University of Regensburg
Faculty of Languages and Literatures
Department of English and American Studies

PS English word-formation (SoSe 2011)
Mi 16-18

The way English words are created seems to be an intriguing mystery, which can only be solved by reading and learning as much as possible about the formation of words. In this course students will be made familiar with the well-known but also unusual properties of the ways in which words are built in English. For a start, we will give an overview of the main categories of word-formation, such as compounding, conversion and affixation. Then we will look at less prominent types that have become rather trendy in recent years (back-formation, clipping, blending, abbreviation), especially as regards their use by the media. All categories will be documented by a sufficient number of examples, which are drawn from dictionaries and computer corpora such as the British National Corpus, the Corpus of Contemporary American English and the International Corpus of English. In an additional section different approaches to word-formation will be dealt with and students will get an insight into the methodological problems of obtaining and analyzing relevant data drawn from various sources. Finally, we will put the traditional distinction between British and American English to the test. In this respect, English as a global language will be dealt with, too.
Requirements for a Schein are a presentation in class, regular attendance and participation, as well as a written exam.

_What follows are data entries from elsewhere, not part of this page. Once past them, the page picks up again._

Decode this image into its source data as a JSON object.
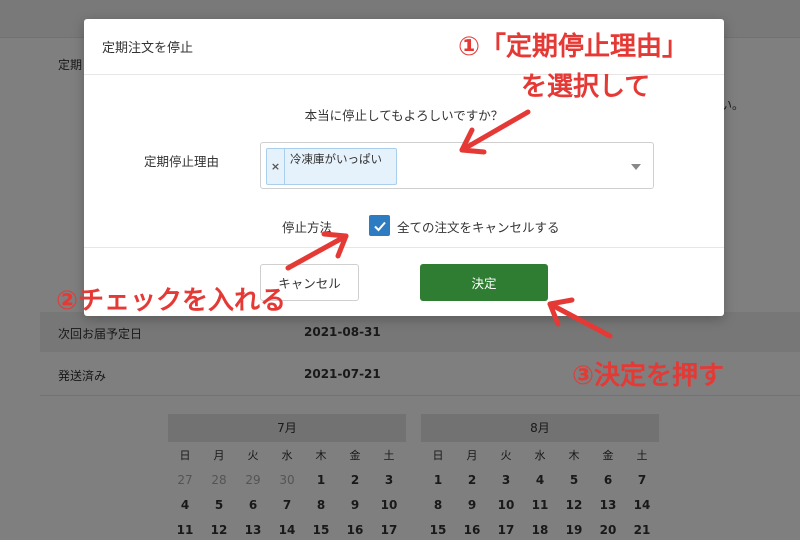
{
  "background": {
    "partial_label": "定期",
    "partial_tail": "い。",
    "rows": [
      {
        "label": "次回お届予定日",
        "value": "2021-08-31"
      },
      {
        "label": "発送済み",
        "value": "2021-07-21"
      }
    ],
    "calendars": [
      {
        "month": "7月",
        "weekdays": [
          "日",
          "月",
          "火",
          "水",
          "木",
          "金",
          "土"
        ],
        "weeks": [
          [
            "27",
            "28",
            "29",
            "30",
            "1",
            "2",
            "3"
          ],
          [
            "4",
            "5",
            "6",
            "7",
            "8",
            "9",
            "10"
          ],
          [
            "11",
            "12",
            "13",
            "14",
            "15",
            "16",
            "17"
          ]
        ]
      },
      {
        "month": "8月",
        "weekdays": [
          "日",
          "月",
          "火",
          "水",
          "木",
          "金",
          "土"
        ],
        "weeks": [
          [
            "1",
            "2",
            "3",
            "4",
            "5",
            "6",
            "7"
          ],
          [
            "8",
            "9",
            "10",
            "11",
            "12",
            "13",
            "14"
          ],
          [
            "15",
            "16",
            "17",
            "18",
            "19",
            "20",
            "21"
          ]
        ]
      }
    ]
  },
  "modal": {
    "title": "定期注文を停止",
    "message": "本当に停止してもよろしいですか？",
    "reason_label": "定期停止理由",
    "reason_tag_remove": "×",
    "reason_tag": "冷凍庫がいっぱい",
    "method_label": "停止方法",
    "method_checkbox_label": "全ての注文をキャンセルする",
    "method_checked": true,
    "cancel_label": "キャンセル",
    "confirm_label": "決定"
  },
  "annotations": {
    "step1_line1": "①「定期停止理由」",
    "step1_line2": "を選択して",
    "step2": "②チェックを入れる",
    "step3": "③決定を押す"
  },
  "colors": {
    "annotation": "#e53935",
    "confirm_button": "#2e7d32",
    "checkbox": "#2d7cc2",
    "tag_bg": "#e5f1fb"
  }
}
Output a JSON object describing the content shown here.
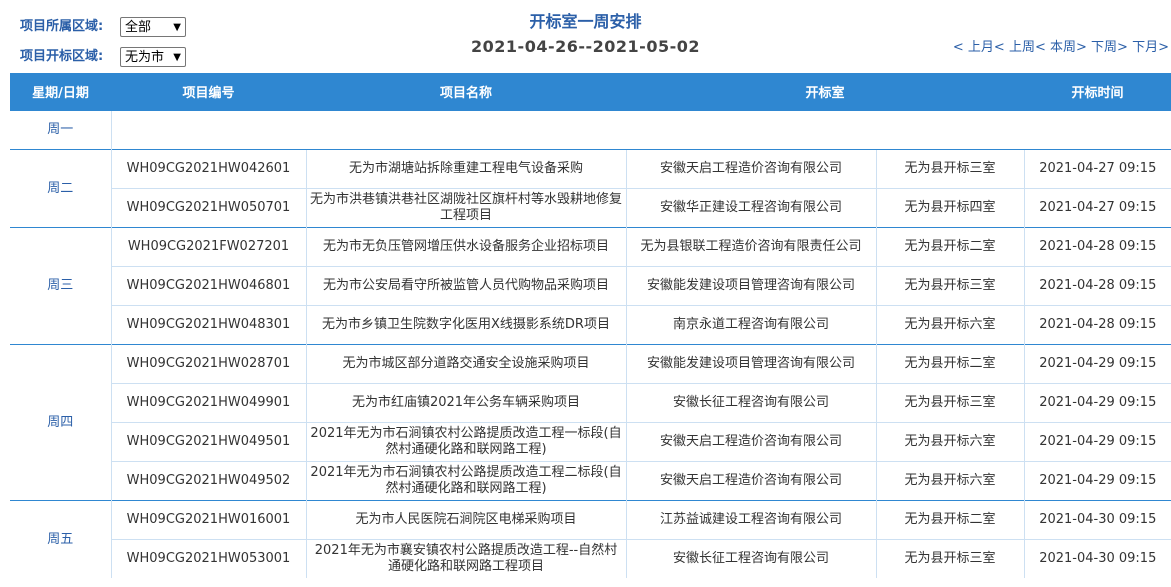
{
  "filters": {
    "area_label": "项目所属区域:",
    "area_value": "全部",
    "open_label": "项目开标区域:",
    "open_value": "无为市"
  },
  "header": {
    "title": "开标室一周安排",
    "date_range": "2021-04-26--2021-05-02"
  },
  "nav": {
    "prev_month": "上月",
    "prev_week": "上周",
    "this_week": "本周",
    "next_week": "下周",
    "next_month": "下月"
  },
  "table": {
    "columns": [
      "星期/日期",
      "项目编号",
      "项目名称",
      "开标室",
      "开标时间"
    ],
    "groups": [
      {
        "day": "周一",
        "rows": []
      },
      {
        "day": "周二",
        "rows": [
          {
            "code": "WH09CG2021HW042601",
            "name": "无为市湖塘站拆除重建工程电气设备采购",
            "agency": "安徽天启工程造价咨询有限公司",
            "room": "无为县开标三室",
            "time": "2021-04-27 09:15"
          },
          {
            "code": "WH09CG2021HW050701",
            "name": "无为市洪巷镇洪巷社区湖陇社区旗杆村等水毁耕地修复工程项目",
            "agency": "安徽华正建设工程咨询有限公司",
            "room": "无为县开标四室",
            "time": "2021-04-27 09:15"
          }
        ]
      },
      {
        "day": "周三",
        "rows": [
          {
            "code": "WH09CG2021FW027201",
            "name": "无为市无负压管网增压供水设备服务企业招标项目",
            "agency": "无为县银联工程造价咨询有限责任公司",
            "room": "无为县开标二室",
            "time": "2021-04-28 09:15"
          },
          {
            "code": "WH09CG2021HW046801",
            "name": "无为市公安局看守所被监管人员代购物品采购项目",
            "agency": "安徽能发建设项目管理咨询有限公司",
            "room": "无为县开标三室",
            "time": "2021-04-28 09:15"
          },
          {
            "code": "WH09CG2021HW048301",
            "name": "无为市乡镇卫生院数字化医用X线摄影系统DR项目",
            "agency": "南京永道工程咨询有限公司",
            "room": "无为县开标六室",
            "time": "2021-04-28 09:15"
          }
        ]
      },
      {
        "day": "周四",
        "rows": [
          {
            "code": "WH09CG2021HW028701",
            "name": "无为市城区部分道路交通安全设施采购项目",
            "agency": "安徽能发建设项目管理咨询有限公司",
            "room": "无为县开标二室",
            "time": "2021-04-29 09:15"
          },
          {
            "code": "WH09CG2021HW049901",
            "name": "无为市红庙镇2021年公务车辆采购项目",
            "agency": "安徽长征工程咨询有限公司",
            "room": "无为县开标三室",
            "time": "2021-04-29 09:15"
          },
          {
            "code": "WH09CG2021HW049501",
            "name": "2021年无为市石涧镇农村公路提质改造工程一标段(自然村通硬化路和联网路工程)",
            "agency": "安徽天启工程造价咨询有限公司",
            "room": "无为县开标六室",
            "time": "2021-04-29 09:15"
          },
          {
            "code": "WH09CG2021HW049502",
            "name": "2021年无为市石涧镇农村公路提质改造工程二标段(自然村通硬化路和联网路工程)",
            "agency": "安徽天启工程造价咨询有限公司",
            "room": "无为县开标六室",
            "time": "2021-04-29 09:15"
          }
        ]
      },
      {
        "day": "周五",
        "rows": [
          {
            "code": "WH09CG2021HW016001",
            "name": "无为市人民医院石涧院区电梯采购项目",
            "agency": "江苏益诚建设工程咨询有限公司",
            "room": "无为县开标二室",
            "time": "2021-04-30 09:15"
          },
          {
            "code": "WH09CG2021HW053001",
            "name": "2021年无为市襄安镇农村公路提质改造工程--自然村通硬化路和联网路工程项目",
            "agency": "安徽长征工程咨询有限公司",
            "room": "无为县开标三室",
            "time": "2021-04-30 09:15"
          }
        ]
      }
    ]
  }
}
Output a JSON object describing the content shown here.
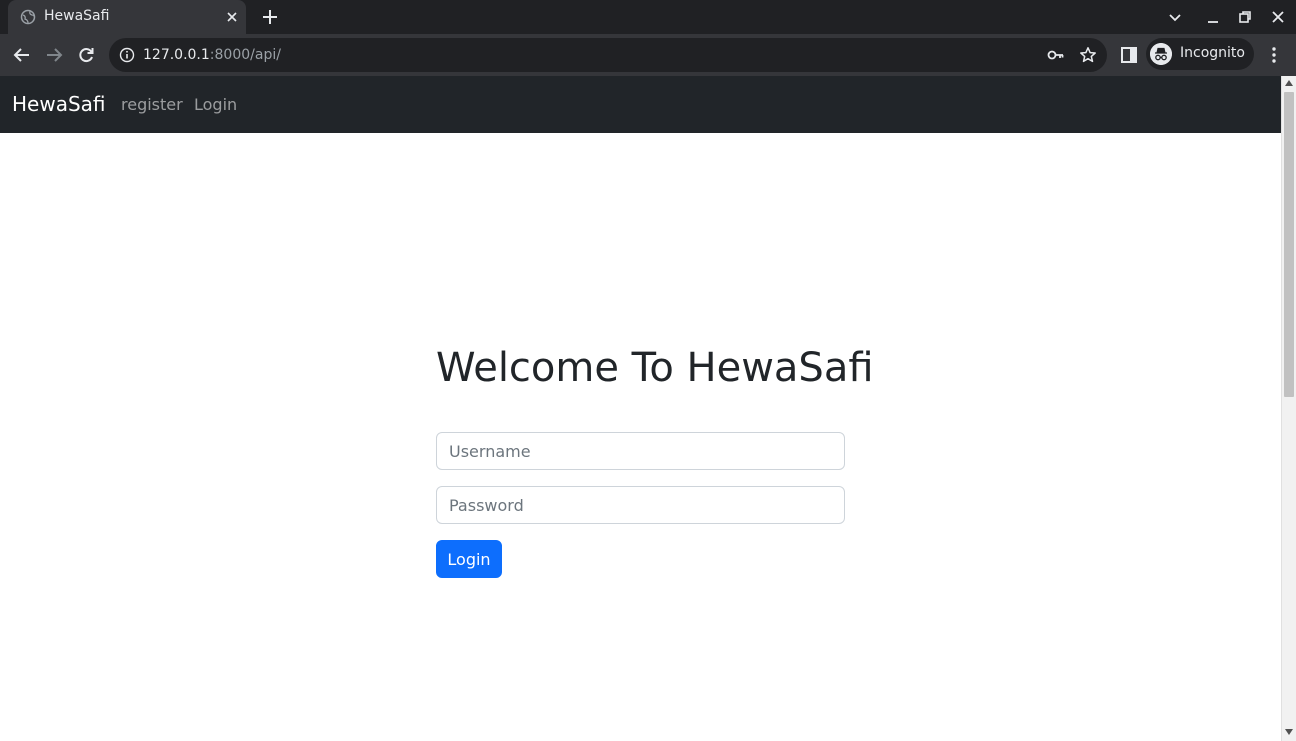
{
  "browser": {
    "tab": {
      "title": "HewaSafi",
      "favicon": "globe-icon"
    },
    "address": {
      "host": "127.0.0.1",
      "rest": ":8000/api/"
    },
    "profile_label": "Incognito"
  },
  "navbar": {
    "brand": "HewaSafi",
    "links": [
      "register",
      "Login"
    ]
  },
  "login": {
    "heading": "Welcome To HewaSafi",
    "username_placeholder": "Username",
    "password_placeholder": "Password",
    "submit_label": "Login"
  },
  "colors": {
    "navbar_bg": "#212529",
    "primary_button": "#0d6efd",
    "chrome_dark": "#202124",
    "chrome_toolbar": "#35363a"
  }
}
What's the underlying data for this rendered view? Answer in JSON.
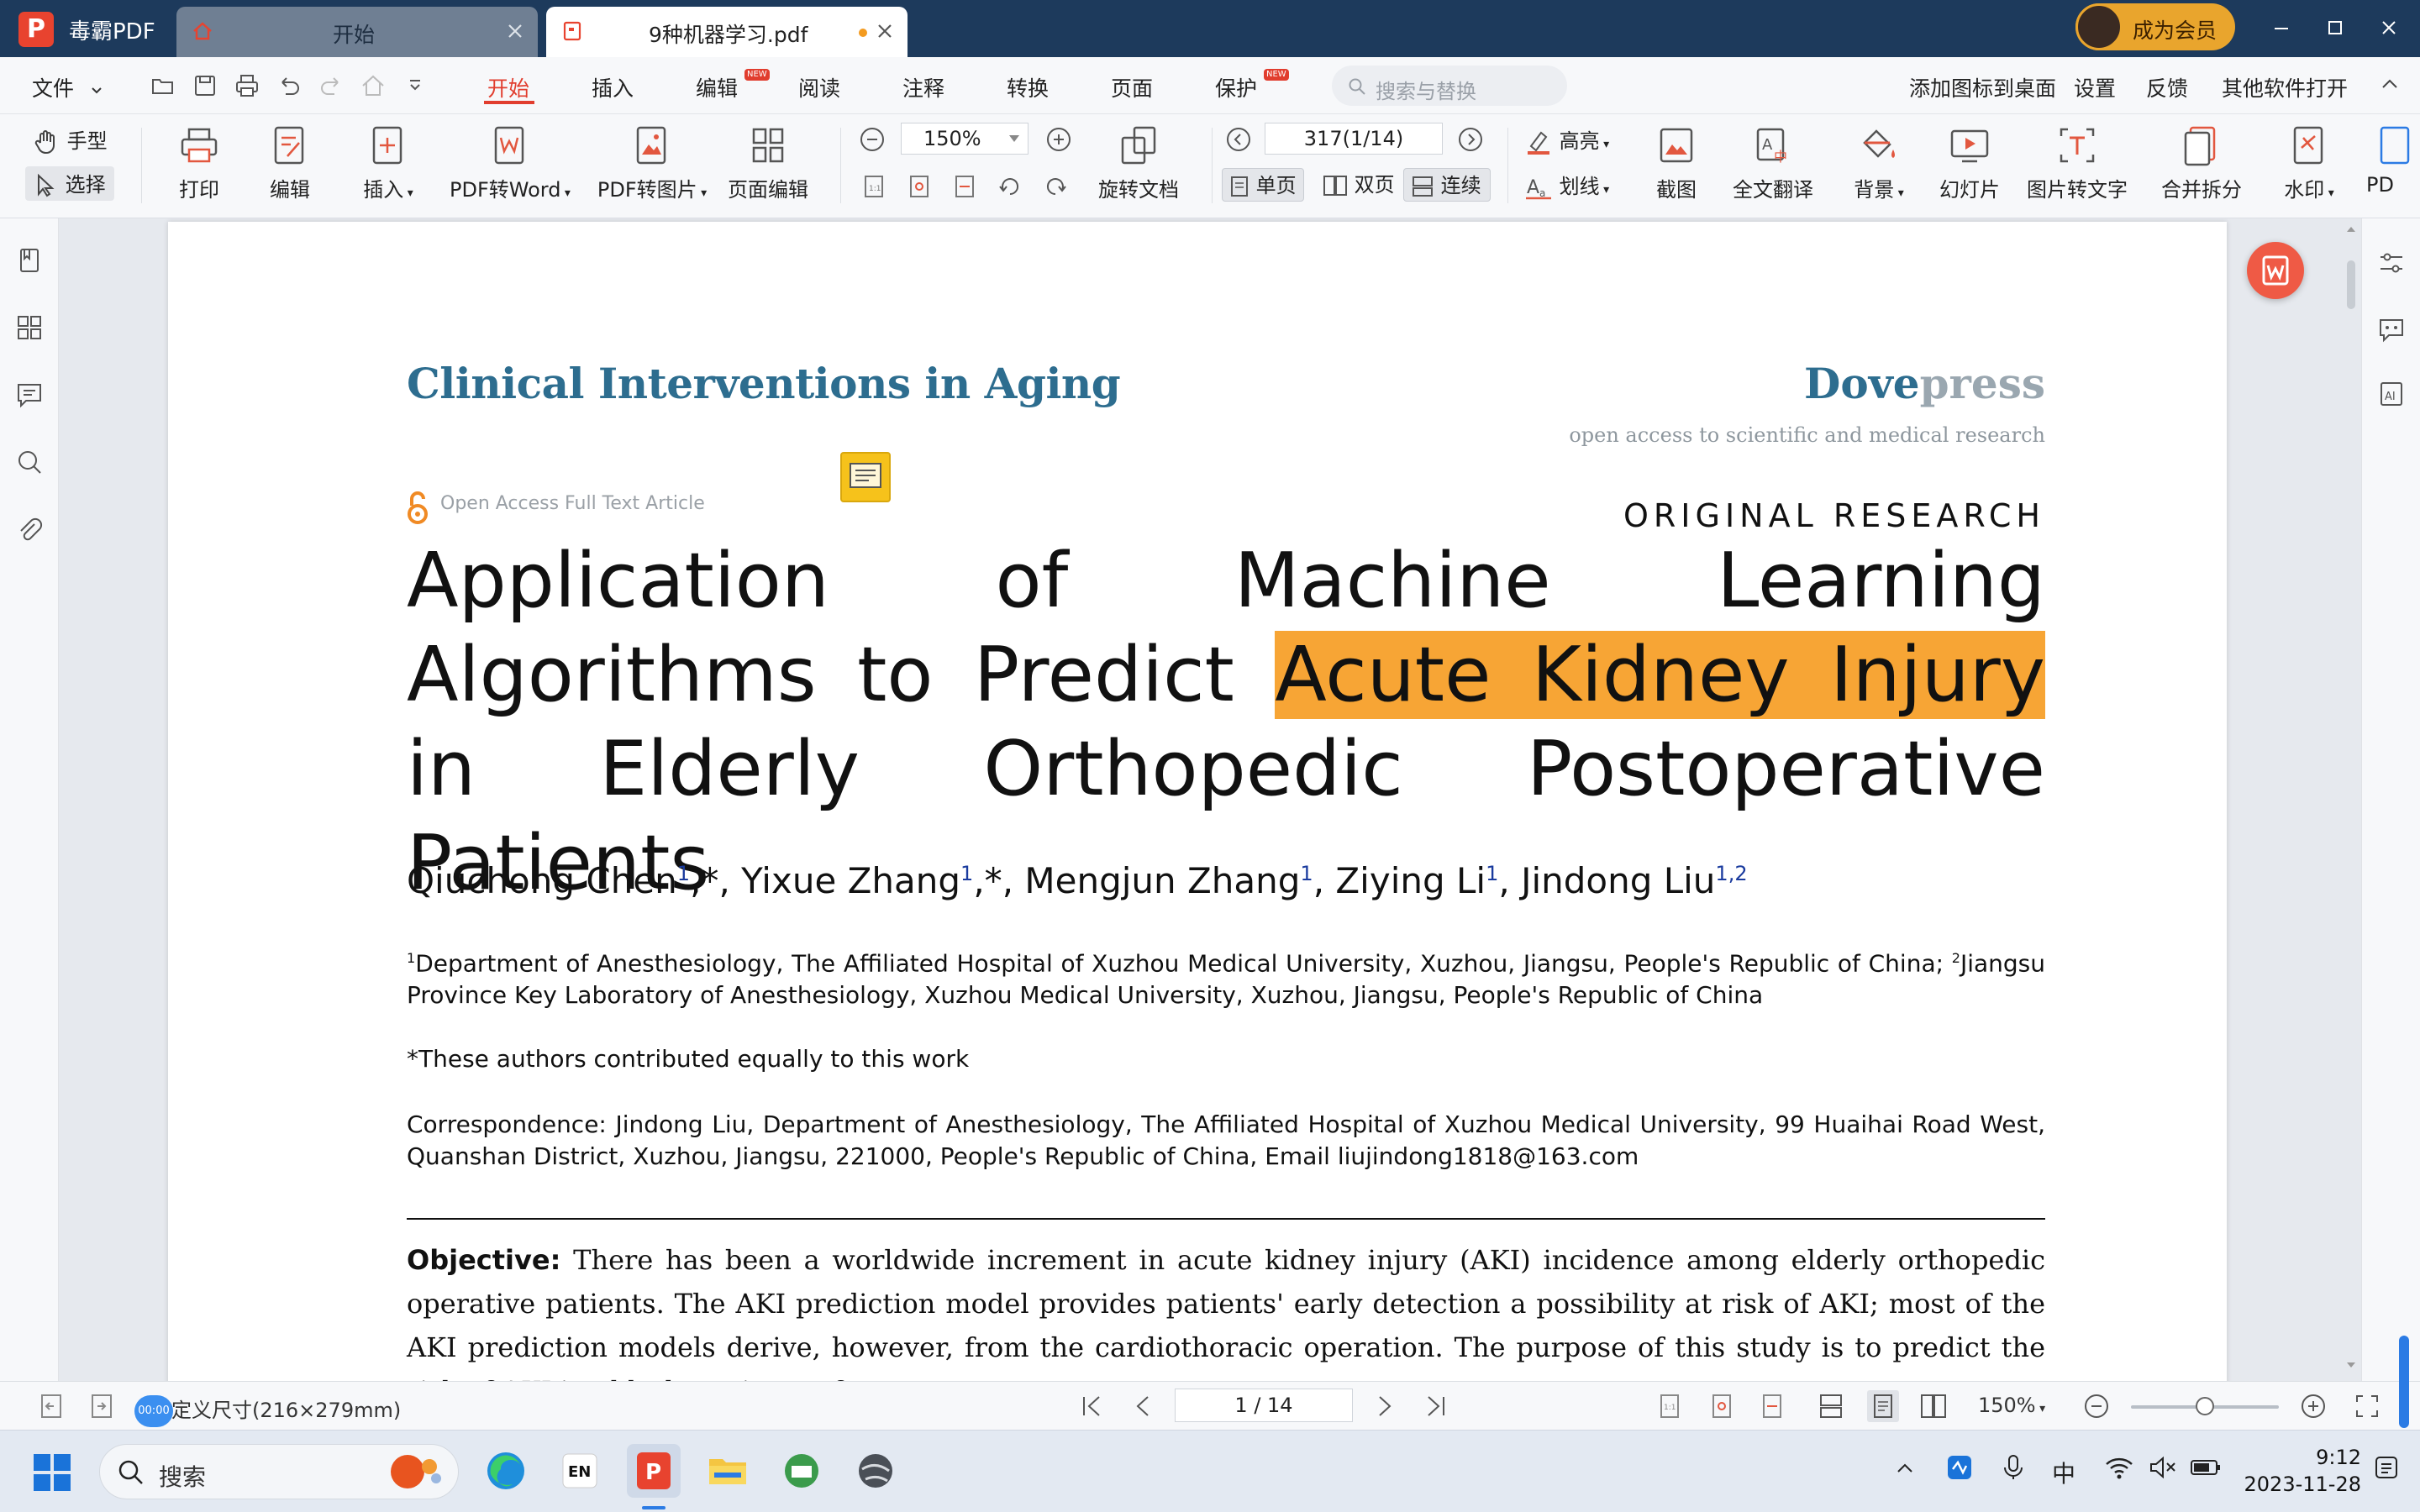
{
  "app": {
    "name": "毒霸PDF",
    "logo_letter": "P"
  },
  "tabs": [
    {
      "label": "开始",
      "active": false
    },
    {
      "label": "9种机器学习.pdf",
      "active": true,
      "modified": true
    }
  ],
  "member_button": "成为会员",
  "menubar": {
    "file": "文件",
    "items": [
      {
        "label": "开始",
        "active": true
      },
      {
        "label": "插入"
      },
      {
        "label": "编辑",
        "badge": "NEW"
      },
      {
        "label": "阅读"
      },
      {
        "label": "注释"
      },
      {
        "label": "转换"
      },
      {
        "label": "页面"
      },
      {
        "label": "保护",
        "badge": "NEW"
      }
    ],
    "search_placeholder": "搜索与替换",
    "right_items": [
      "添加图标到桌面",
      "设置",
      "反馈",
      "其他软件打开"
    ]
  },
  "ribbon": {
    "hand": "手型",
    "select": "选择",
    "print": "打印",
    "edit": "编辑",
    "insert": "插入",
    "pdf_to_word": "PDF转Word",
    "pdf_to_image": "PDF转图片",
    "page_edit": "页面编辑",
    "zoom": "150%",
    "rotate": "旋转文档",
    "page_input": "317(1/14)",
    "single": "单页",
    "double": "双页",
    "continuous": "连续",
    "highlight": "高亮",
    "strikethrough": "划线",
    "screenshot": "截图",
    "translate": "全文翻译",
    "background": "背景",
    "slideshow": "幻灯片",
    "ocr": "图片转文字",
    "merge_split": "合并拆分",
    "watermark": "水印",
    "more": "PD"
  },
  "document": {
    "journal": "Clinical Interventions in Aging",
    "publisher_a": "Dove",
    "publisher_b": "press",
    "publisher_tagline": "open access to scientific and medical research",
    "open_access": "Open Access Full Text Article",
    "article_type": "ORIGINAL RESEARCH",
    "title_pre": "Application of Machine Learning Algorithms to Predict ",
    "title_highlight": "Acute Kidney Injury",
    "title_post": " in Elderly Orthopedic Postoperative Patients",
    "authors": [
      {
        "name": "Qiuchong Chen",
        "sup": "1",
        "mark": ",*"
      },
      {
        "name": "Yixue Zhang",
        "sup": "1",
        "mark": ",*"
      },
      {
        "name": "Mengjun Zhang",
        "sup": "1",
        "mark": ""
      },
      {
        "name": "Ziying Li",
        "sup": "1",
        "mark": ""
      },
      {
        "name": "Jindong Liu",
        "sup": "1,2",
        "mark": ""
      }
    ],
    "affiliation_1": "Department of Anesthesiology, The Affiliated Hospital of Xuzhou Medical University, Xuzhou, Jiangsu, People's Republic of China; ",
    "affiliation_2": "Jiangsu Province Key Laboratory of Anesthesiology, Xuzhou Medical University, Xuzhou, Jiangsu, People's Republic of China",
    "equal_contribution": "*These authors contributed equally to this work",
    "correspondence": "Correspondence: Jindong Liu, Department of Anesthesiology, The Affiliated Hospital of Xuzhou Medical University, 99 Huaihai Road West, Quanshan District, Xuzhou, Jiangsu, 221000, People's Republic of China, Email liujindong1818@163.com",
    "objective_label": "Objective:",
    "objective_text": " There has been a worldwide increment in acute kidney injury (AKI) incidence among elderly orthopedic operative patients. The AKI prediction model provides patients' early detection a possibility at risk of AKI; most of the AKI prediction models derive, however, from the cardiothoracic operation. The purpose of this study is to predict the risk of AKI in elderly patients after"
  },
  "statusbar": {
    "time_badge": "00:00",
    "page_size": "定义尺寸(216×279mm)",
    "page_nav": "1 / 14",
    "zoom": "150%",
    "zoom_fraction": 0.5
  },
  "taskbar": {
    "search_placeholder": "搜索",
    "lang": "EN",
    "ime": "中",
    "time": "9:12",
    "date": "2023-11-28"
  }
}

The seminar will be largely based on:
Bauer, Laurie and Rodney Huddleston. 2002. "Lexical Word-formation." In Huddleston and Pullum, eds. The Cambridge Grammar of the English Language. Cambridge: University Press, 1621-1721.
Plag, Ingo. 2003. Word-Formation in English. Cambridge: University Press.
Schmid, Hans-Jörg. 2011. English morphology and word-formation. An introduction.Berlin: Erich Schmidt.